■ EXERCISE: Please return all the records exactly, with nothing left out.

■ INPUT DATA:
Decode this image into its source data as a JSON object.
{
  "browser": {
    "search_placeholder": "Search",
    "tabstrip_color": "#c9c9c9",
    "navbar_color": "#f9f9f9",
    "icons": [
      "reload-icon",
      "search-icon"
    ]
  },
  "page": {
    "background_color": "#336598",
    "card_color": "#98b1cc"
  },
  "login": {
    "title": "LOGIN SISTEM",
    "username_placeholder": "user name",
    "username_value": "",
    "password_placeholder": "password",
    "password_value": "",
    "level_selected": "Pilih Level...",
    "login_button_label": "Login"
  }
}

■ EXPECTED OUTPUT:
Decode this image into its source data as a JSON object.
{
  "browser": {
    "search_placeholder": "Search",
    "tabstrip_color": "#c9c9c9",
    "navbar_color": "#f9f9f9",
    "icons": [
      "reload-icon",
      "search-icon"
    ]
  },
  "page": {
    "background_color": "#336598",
    "card_color": "#98b1cc"
  },
  "login": {
    "title": "LOGIN SISTEM",
    "username_placeholder": "user name",
    "username_value": "",
    "password_placeholder": "password",
    "password_value": "",
    "level_selected": "Pilih Level...",
    "login_button_label": "Login"
  }
}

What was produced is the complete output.